* _How to complete this task_: Omit the pictures and reproduce the rest of the listing exactly.
---
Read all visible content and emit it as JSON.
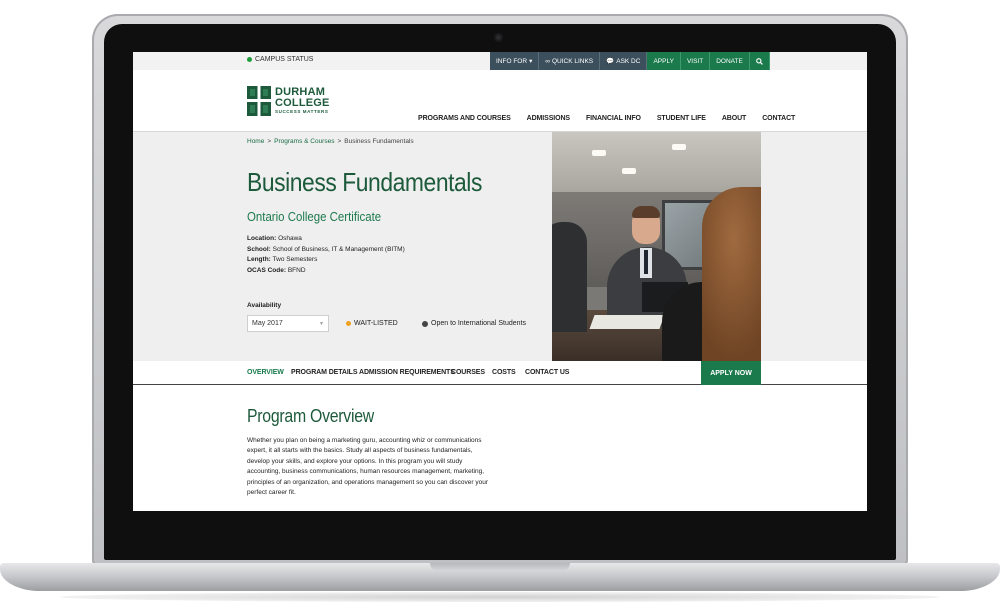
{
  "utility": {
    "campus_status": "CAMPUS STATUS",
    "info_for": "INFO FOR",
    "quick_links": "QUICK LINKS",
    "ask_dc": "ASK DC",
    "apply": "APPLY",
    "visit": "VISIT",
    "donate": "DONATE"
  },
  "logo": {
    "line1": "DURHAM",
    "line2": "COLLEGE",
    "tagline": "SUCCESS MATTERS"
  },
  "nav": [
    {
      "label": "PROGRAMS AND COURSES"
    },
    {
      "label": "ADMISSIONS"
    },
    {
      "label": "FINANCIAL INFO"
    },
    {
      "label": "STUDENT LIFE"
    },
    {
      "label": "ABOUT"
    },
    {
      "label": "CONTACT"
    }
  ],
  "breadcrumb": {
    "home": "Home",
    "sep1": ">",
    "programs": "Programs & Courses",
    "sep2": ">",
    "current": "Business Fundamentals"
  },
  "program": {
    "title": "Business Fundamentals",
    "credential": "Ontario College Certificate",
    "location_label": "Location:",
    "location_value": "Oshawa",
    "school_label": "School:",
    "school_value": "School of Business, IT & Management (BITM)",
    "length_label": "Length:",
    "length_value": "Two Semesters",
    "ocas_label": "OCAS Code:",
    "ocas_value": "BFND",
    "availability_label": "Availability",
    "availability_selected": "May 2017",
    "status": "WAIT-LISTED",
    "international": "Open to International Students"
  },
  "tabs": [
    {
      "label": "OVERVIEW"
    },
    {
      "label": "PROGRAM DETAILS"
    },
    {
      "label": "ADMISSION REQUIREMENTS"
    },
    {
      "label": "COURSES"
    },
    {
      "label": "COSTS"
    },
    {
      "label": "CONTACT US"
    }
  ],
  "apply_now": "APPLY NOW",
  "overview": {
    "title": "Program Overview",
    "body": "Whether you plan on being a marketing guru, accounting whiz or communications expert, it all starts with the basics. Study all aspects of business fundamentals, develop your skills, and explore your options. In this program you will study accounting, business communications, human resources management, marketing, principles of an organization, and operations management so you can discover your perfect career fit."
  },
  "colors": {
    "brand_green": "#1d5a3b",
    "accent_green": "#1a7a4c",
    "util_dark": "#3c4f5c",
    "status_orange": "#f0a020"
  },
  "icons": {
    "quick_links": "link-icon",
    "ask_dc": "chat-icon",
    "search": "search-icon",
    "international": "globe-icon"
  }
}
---
* _Solved exercise_:
Read all visible content and emit it as JSON.
{
  "utility": {
    "campus_status": "CAMPUS STATUS",
    "info_for": "INFO FOR",
    "quick_links": "QUICK LINKS",
    "ask_dc": "ASK DC",
    "apply": "APPLY",
    "visit": "VISIT",
    "donate": "DONATE"
  },
  "logo": {
    "line1": "DURHAM",
    "line2": "COLLEGE",
    "tagline": "SUCCESS MATTERS"
  },
  "nav": [
    {
      "label": "PROGRAMS AND COURSES"
    },
    {
      "label": "ADMISSIONS"
    },
    {
      "label": "FINANCIAL INFO"
    },
    {
      "label": "STUDENT LIFE"
    },
    {
      "label": "ABOUT"
    },
    {
      "label": "CONTACT"
    }
  ],
  "breadcrumb": {
    "home": "Home",
    "sep1": ">",
    "programs": "Programs & Courses",
    "sep2": ">",
    "current": "Business Fundamentals"
  },
  "program": {
    "title": "Business Fundamentals",
    "credential": "Ontario College Certificate",
    "location_label": "Location:",
    "location_value": "Oshawa",
    "school_label": "School:",
    "school_value": "School of Business, IT & Management (BITM)",
    "length_label": "Length:",
    "length_value": "Two Semesters",
    "ocas_label": "OCAS Code:",
    "ocas_value": "BFND",
    "availability_label": "Availability",
    "availability_selected": "May 2017",
    "status": "WAIT-LISTED",
    "international": "Open to International Students"
  },
  "tabs": [
    {
      "label": "OVERVIEW"
    },
    {
      "label": "PROGRAM DETAILS"
    },
    {
      "label": "ADMISSION REQUIREMENTS"
    },
    {
      "label": "COURSES"
    },
    {
      "label": "COSTS"
    },
    {
      "label": "CONTACT US"
    }
  ],
  "apply_now": "APPLY NOW",
  "overview": {
    "title": "Program Overview",
    "body": "Whether you plan on being a marketing guru, accounting whiz or communications expert, it all starts with the basics. Study all aspects of business fundamentals, develop your skills, and explore your options. In this program you will study accounting, business communications, human resources management, marketing, principles of an organization, and operations management so you can discover your perfect career fit."
  },
  "colors": {
    "brand_green": "#1d5a3b",
    "accent_green": "#1a7a4c",
    "util_dark": "#3c4f5c",
    "status_orange": "#f0a020"
  },
  "icons": {
    "quick_links": "link-icon",
    "ask_dc": "chat-icon",
    "search": "search-icon",
    "international": "globe-icon"
  }
}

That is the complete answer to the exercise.